Ubiquitin Ligase RNF5

RNF5 (RING finger domain E3 ligase), also known as RMA1, is an membrane anchored (ER and/or mitochondria) E3 ubiquitin ligase. Anchored to the ER membrane via a single transmembrane-spanning domain located within the C-terminal region, RNF5 also consists of a RING domain, and a formin-like homology domain.

RNF5 emerges as a regulator of ER Associated Degradation (ERAD), and as part of the greater ER stress response that specializes in the degradation of misfolded proteins. RNF5 contributes to control of autophagy, glutamine metabolism as well as in cytoskeletal organization. The following summarizes key observations for RNF5. 

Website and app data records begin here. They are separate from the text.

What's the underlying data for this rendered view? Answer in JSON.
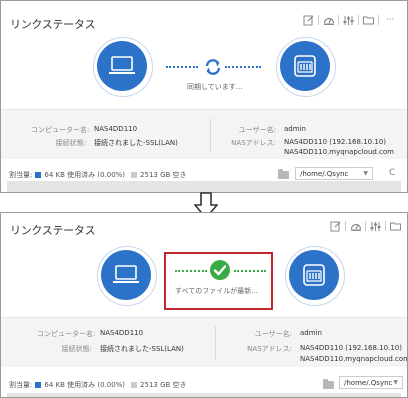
{
  "top": {
    "title": "リンクステータス",
    "status_text": "同期しています...",
    "computer_name_label": "コンピューター名:",
    "computer_name": "NAS4DD110",
    "connection_label": "接続状態:",
    "connection_value": "接続されました-SSL(LAN)",
    "user_label": "ユーザー名:",
    "user_value": "admin",
    "nas_label": "NASアドレス:",
    "nas_value1": "NAS4DD110 (192.168.10.10)",
    "nas_value2": "NAS4DD110.myqnapcloud.com",
    "quota_label": "割当量:",
    "quota_used": "64 KB 使用済み (0.00%)",
    "quota_free": "2513  GB 空き",
    "path": "/home/.Qsync",
    "refresh_glyph": "C",
    "more_glyph": "···"
  },
  "bottom": {
    "title": "リンクステータス",
    "status_text": "すべてのファイルが最新...",
    "computer_name_label": "コンピューター名:",
    "computer_name": "NAS4DD110",
    "connection_label": "接続状態:",
    "connection_value": "接続されました-SSL(LAN)",
    "user_label": "ユーザー名:",
    "user_value": "admin",
    "nas_label": "NASアドレス:",
    "nas_value1": "NAS4DD110 (192.168.10.10)",
    "nas_value2": "NAS4DD110.myqnapcloud.com",
    "quota_label": "割当量:",
    "quota_used": "64 KB 使用済み (0.00%)",
    "quota_free": "2513  GB 空き",
    "path": "/home/.Qsync"
  },
  "colors": {
    "accent_blue": "#2c72c9",
    "sync_green": "#3aaa47",
    "highlight_red": "#c0282d"
  },
  "icons": [
    "edit-icon",
    "dashboard-icon",
    "settings-sliders-icon",
    "folder-icon",
    "more-icon",
    "laptop-icon",
    "nas-device-icon",
    "sync-icon",
    "check-icon",
    "down-arrow-icon"
  ]
}
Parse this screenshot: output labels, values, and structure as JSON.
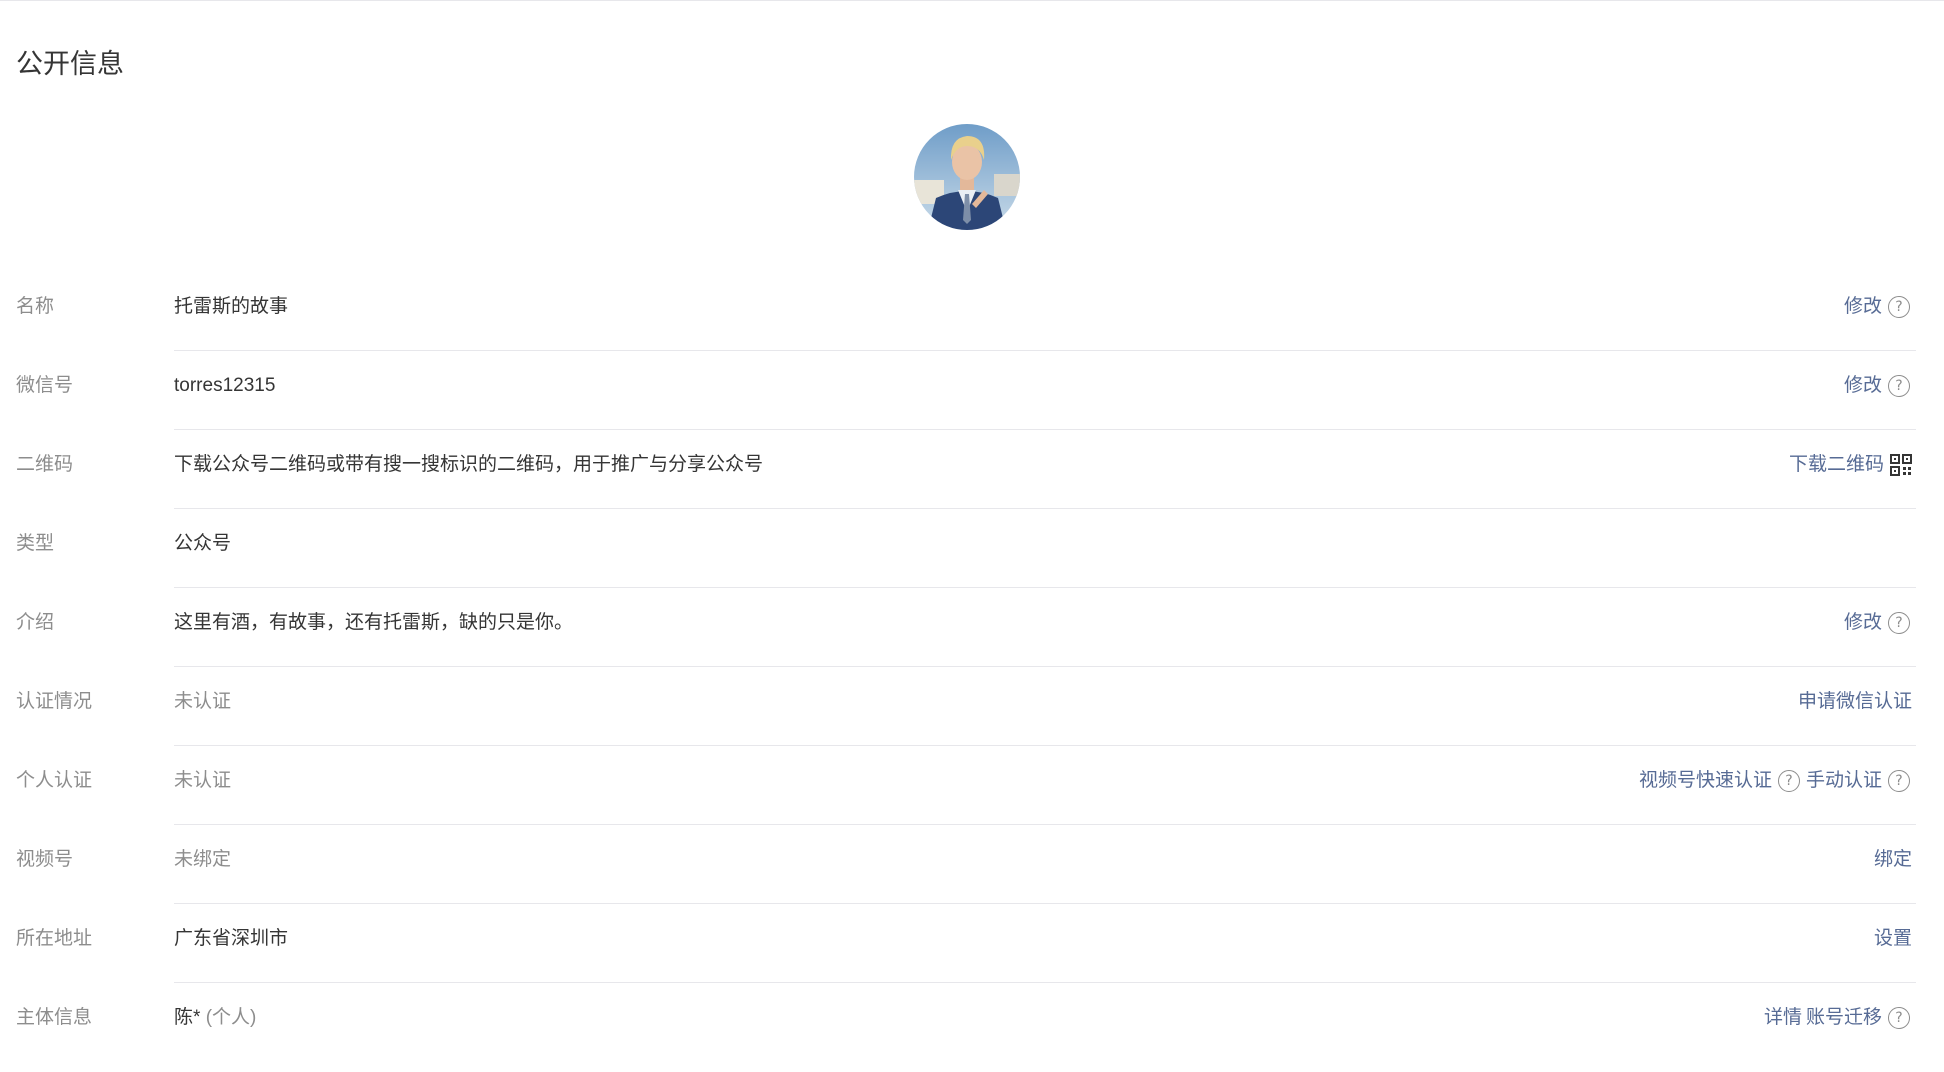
{
  "section_title": "公开信息",
  "rows": [
    {
      "label": "名称",
      "value": "托雷斯的故事",
      "actions": [
        "修改"
      ]
    },
    {
      "label": "微信号",
      "value": "torres12315",
      "actions": [
        "修改"
      ]
    },
    {
      "label": "二维码",
      "value": "下载公众号二维码或带有搜一搜标识的二维码，用于推广与分享公众号",
      "actions": [
        "下载二维码"
      ]
    },
    {
      "label": "类型",
      "value": "公众号"
    },
    {
      "label": "介绍",
      "value": "这里有酒，有故事，还有托雷斯，缺的只是你。",
      "actions": [
        "修改"
      ]
    },
    {
      "label": "认证情况",
      "value": "未认证",
      "actions": [
        "申请微信认证"
      ]
    },
    {
      "label": "个人认证",
      "value": "未认证",
      "actions": [
        "视频号快速认证",
        "手动认证"
      ]
    },
    {
      "label": "视频号",
      "value": "未绑定",
      "actions": [
        "绑定"
      ]
    },
    {
      "label": "所在地址",
      "value": "广东省深圳市",
      "actions": [
        "设置"
      ]
    },
    {
      "label": "主体信息",
      "value": "陈*",
      "value_sub": "(个人)",
      "actions": [
        "详情",
        "账号迁移"
      ]
    }
  ],
  "icons": {
    "help": "question-circle-icon",
    "qr": "qr-code-icon"
  },
  "help_glyph": "?",
  "colors": {
    "link": "#576b95",
    "label": "#8d8d8d",
    "text": "#353535",
    "divider": "#e7e7eb"
  }
}
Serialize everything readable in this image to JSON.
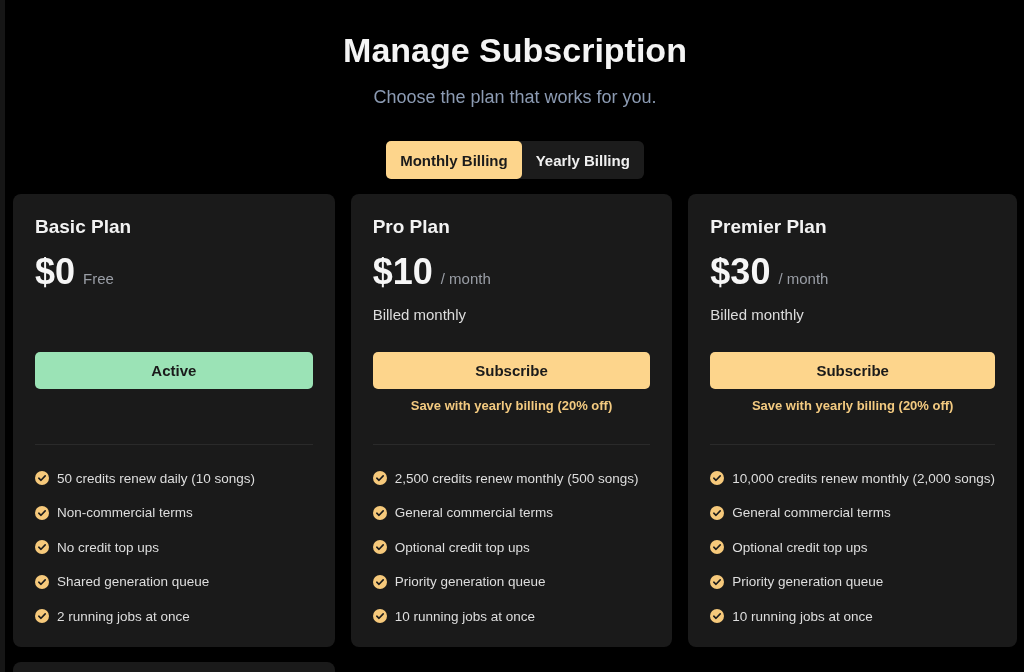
{
  "header": {
    "title": "Manage Subscription",
    "subtitle": "Choose the plan that works for you."
  },
  "billing_toggle": [
    {
      "label": "Monthly Billing",
      "selected": true
    },
    {
      "label": "Yearly Billing",
      "selected": false
    }
  ],
  "plans": [
    {
      "name": "Basic Plan",
      "price": "$0",
      "period": "Free",
      "button": {
        "label": "Active",
        "kind": "active"
      },
      "features": [
        "50 credits renew daily (10 songs)",
        "Non-commercial terms",
        "No credit top ups",
        "Shared generation queue",
        "2 running jobs at once"
      ]
    },
    {
      "name": "Pro Plan",
      "price": "$10",
      "period": "/ month",
      "billing_note": "Billed monthly",
      "button": {
        "label": "Subscribe",
        "kind": "subscribe"
      },
      "savings_note": "Save with yearly billing (20% off)",
      "features": [
        "2,500 credits renew monthly (500 songs)",
        "General commercial terms",
        "Optional credit top ups",
        "Priority generation queue",
        "10 running jobs at once"
      ]
    },
    {
      "name": "Premier Plan",
      "price": "$30",
      "period": "/ month",
      "billing_note": "Billed monthly",
      "button": {
        "label": "Subscribe",
        "kind": "subscribe"
      },
      "savings_note": "Save with yearly billing (20% off)",
      "features": [
        "10,000 credits renew monthly (2,000 songs)",
        "General commercial terms",
        "Optional credit top ups",
        "Priority generation queue",
        "10 running jobs at once"
      ]
    }
  ]
}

 By mediating ubiquitination of paxillin, RNF5 affects cell motility.

RNF5 is deregulated in Inclusion Body Myocytis (IBM) - a muscle disorder. Transgenic RNF5 mice exhibit phenotypes that resemble IBM and samples from IBM patients exhibit deregulation of RNF5 expression.

RNF5 regulates a 7 transmembrane protein, JAMP, which anchors proteasomes to the ER. This occurs prior to- and after- ER stress response, thereby confines ERAD and proteasome assembly at the ER domain, to the actual ER stress response.

RNF5 negatively regulates basal levels of autophagy by mediating ubiquitination and degradation of ATG4B, thereby limiting basal autophagy under conditions when it is not required. RNF5 KO mice exhibit resistance to GAS infection, through improved autophagy of the pathogen in their macrophages. 

RNF5 expression is elevated in breast cancer samples (RNA and protein) and inhibition of RNF5 sensitizes BCa cells to chemotherapy-induced death. 

RNF5 control of glutamine carrier proteins (SLC1A5 and SLC38A2) was found to result in their degradation in breast cancer cells that are subjected to ER stress induced by chemotherapies like Paclitaxel. As a result, breast cancer cells are more sensitive to these therapies. Yet, 50% of breast cancer up regulates SLC1A5 and SLC38A2, rendering them insensitive to such therapies. Our findings establish mechanism for control of glutamine metabolism and the significan to breast cancer response and stratification to select therapies.

         from left: Yongmei Feng, Hyungsoo Kim, Hiro Tamiya, Yan Li


Characterization of RNF5 in immune checkpoint control 

Understanding of RNF5 function in glutamine metabolism in breast cancer and melanoma.

 the link between glutamine metabolism and susceptibility to taxane therapy in breast cancer, prompted the analogy with the tale on the hare and the turtle, where the racing rabbit is driven by greater amount of glutamine, which also promotes the developement of the tumor and its poor response to therapy.

Supported by:

Hervey Family Non-Endowment Fund at the San Diego Foundation

© Ronai Lab 2016